What you are asked to do. Please print all of the records that follow with nothing altered.

Supplied records.

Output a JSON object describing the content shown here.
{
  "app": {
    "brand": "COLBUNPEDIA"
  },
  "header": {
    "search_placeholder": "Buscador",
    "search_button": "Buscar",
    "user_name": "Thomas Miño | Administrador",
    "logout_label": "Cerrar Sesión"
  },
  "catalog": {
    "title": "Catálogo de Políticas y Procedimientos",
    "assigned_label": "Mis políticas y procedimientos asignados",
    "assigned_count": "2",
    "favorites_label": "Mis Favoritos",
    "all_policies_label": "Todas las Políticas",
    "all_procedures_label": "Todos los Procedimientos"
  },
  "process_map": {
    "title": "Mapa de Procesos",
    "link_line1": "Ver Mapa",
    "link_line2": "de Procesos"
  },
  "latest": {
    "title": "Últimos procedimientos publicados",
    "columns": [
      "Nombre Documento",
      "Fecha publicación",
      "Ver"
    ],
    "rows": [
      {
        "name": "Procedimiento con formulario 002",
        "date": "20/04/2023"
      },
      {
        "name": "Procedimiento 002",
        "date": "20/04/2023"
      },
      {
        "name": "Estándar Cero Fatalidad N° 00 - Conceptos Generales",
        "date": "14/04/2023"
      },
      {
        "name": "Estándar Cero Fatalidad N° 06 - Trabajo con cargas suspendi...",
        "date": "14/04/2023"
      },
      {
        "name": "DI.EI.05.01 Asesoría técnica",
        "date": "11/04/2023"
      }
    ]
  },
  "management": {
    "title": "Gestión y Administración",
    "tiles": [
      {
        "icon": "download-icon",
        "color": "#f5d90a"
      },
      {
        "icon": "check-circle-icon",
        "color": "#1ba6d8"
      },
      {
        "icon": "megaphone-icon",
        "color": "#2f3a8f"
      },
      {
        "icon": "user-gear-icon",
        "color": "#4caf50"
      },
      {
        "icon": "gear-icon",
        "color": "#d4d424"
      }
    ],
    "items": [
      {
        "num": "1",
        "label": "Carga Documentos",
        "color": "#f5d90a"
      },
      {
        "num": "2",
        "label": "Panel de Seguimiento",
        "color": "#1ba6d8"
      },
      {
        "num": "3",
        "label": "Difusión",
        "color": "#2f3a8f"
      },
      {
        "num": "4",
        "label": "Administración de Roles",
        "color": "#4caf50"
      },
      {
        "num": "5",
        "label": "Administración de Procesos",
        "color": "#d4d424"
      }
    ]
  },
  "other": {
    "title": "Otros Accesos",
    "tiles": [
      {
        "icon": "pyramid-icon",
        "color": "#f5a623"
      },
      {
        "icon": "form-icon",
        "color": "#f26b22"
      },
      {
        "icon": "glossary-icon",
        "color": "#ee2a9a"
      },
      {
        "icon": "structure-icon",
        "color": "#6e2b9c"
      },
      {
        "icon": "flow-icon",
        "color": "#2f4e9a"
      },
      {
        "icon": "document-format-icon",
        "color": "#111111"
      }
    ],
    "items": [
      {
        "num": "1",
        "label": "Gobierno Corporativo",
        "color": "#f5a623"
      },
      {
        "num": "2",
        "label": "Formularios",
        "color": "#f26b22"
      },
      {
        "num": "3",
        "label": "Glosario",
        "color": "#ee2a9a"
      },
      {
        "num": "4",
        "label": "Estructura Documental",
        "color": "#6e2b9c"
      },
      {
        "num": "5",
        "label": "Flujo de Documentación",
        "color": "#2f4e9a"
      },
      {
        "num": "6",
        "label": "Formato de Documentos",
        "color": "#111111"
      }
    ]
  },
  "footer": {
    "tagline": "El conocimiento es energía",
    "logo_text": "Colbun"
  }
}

Result of this task.
Output a JSON object describing the content shown here.
{
  "app": {
    "brand": "COLBUNPEDIA"
  },
  "header": {
    "search_placeholder": "Buscador",
    "search_button": "Buscar",
    "user_name": "Thomas Miño | Administrador",
    "logout_label": "Cerrar Sesión"
  },
  "catalog": {
    "title": "Catálogo de Políticas y Procedimientos",
    "assigned_label": "Mis políticas y procedimientos asignados",
    "assigned_count": "2",
    "favorites_label": "Mis Favoritos",
    "all_policies_label": "Todas las Políticas",
    "all_procedures_label": "Todos los Procedimientos"
  },
  "process_map": {
    "title": "Mapa de Procesos",
    "link_line1": "Ver Mapa",
    "link_line2": "de Procesos"
  },
  "latest": {
    "title": "Últimos procedimientos publicados",
    "columns": [
      "Nombre Documento",
      "Fecha publicación",
      "Ver"
    ],
    "rows": [
      {
        "name": "Procedimiento con formulario 002",
        "date": "20/04/2023"
      },
      {
        "name": "Procedimiento 002",
        "date": "20/04/2023"
      },
      {
        "name": "Estándar Cero Fatalidad N° 00 - Conceptos Generales",
        "date": "14/04/2023"
      },
      {
        "name": "Estándar Cero Fatalidad N° 06 - Trabajo con cargas suspendi...",
        "date": "14/04/2023"
      },
      {
        "name": "DI.EI.05.01 Asesoría técnica",
        "date": "11/04/2023"
      }
    ]
  },
  "management": {
    "title": "Gestión y Administración",
    "tiles": [
      {
        "icon": "download-icon",
        "color": "#f5d90a"
      },
      {
        "icon": "check-circle-icon",
        "color": "#1ba6d8"
      },
      {
        "icon": "megaphone-icon",
        "color": "#2f3a8f"
      },
      {
        "icon": "user-gear-icon",
        "color": "#4caf50"
      },
      {
        "icon": "gear-icon",
        "color": "#d4d424"
      }
    ],
    "items": [
      {
        "num": "1",
        "label": "Carga Documentos",
        "color": "#f5d90a"
      },
      {
        "num": "2",
        "label": "Panel de Seguimiento",
        "color": "#1ba6d8"
      },
      {
        "num": "3",
        "label": "Difusión",
        "color": "#2f3a8f"
      },
      {
        "num": "4",
        "label": "Administración de Roles",
        "color": "#4caf50"
      },
      {
        "num": "5",
        "label": "Administración de Procesos",
        "color": "#d4d424"
      }
    ]
  },
  "other": {
    "title": "Otros Accesos",
    "tiles": [
      {
        "icon": "pyramid-icon",
        "color": "#f5a623"
      },
      {
        "icon": "form-icon",
        "color": "#f26b22"
      },
      {
        "icon": "glossary-icon",
        "color": "#ee2a9a"
      },
      {
        "icon": "structure-icon",
        "color": "#6e2b9c"
      },
      {
        "icon": "flow-icon",
        "color": "#2f4e9a"
      },
      {
        "icon": "document-format-icon",
        "color": "#111111"
      }
    ],
    "items": [
      {
        "num": "1",
        "label": "Gobierno Corporativo",
        "color": "#f5a623"
      },
      {
        "num": "2",
        "label": "Formularios",
        "color": "#f26b22"
      },
      {
        "num": "3",
        "label": "Glosario",
        "color": "#ee2a9a"
      },
      {
        "num": "4",
        "label": "Estructura Documental",
        "color": "#6e2b9c"
      },
      {
        "num": "5",
        "label": "Flujo de Documentación",
        "color": "#2f4e9a"
      },
      {
        "num": "6",
        "label": "Formato de Documentos",
        "color": "#111111"
      }
    ]
  },
  "footer": {
    "tagline": "El conocimiento es energía",
    "logo_text": "Colbun"
  }
}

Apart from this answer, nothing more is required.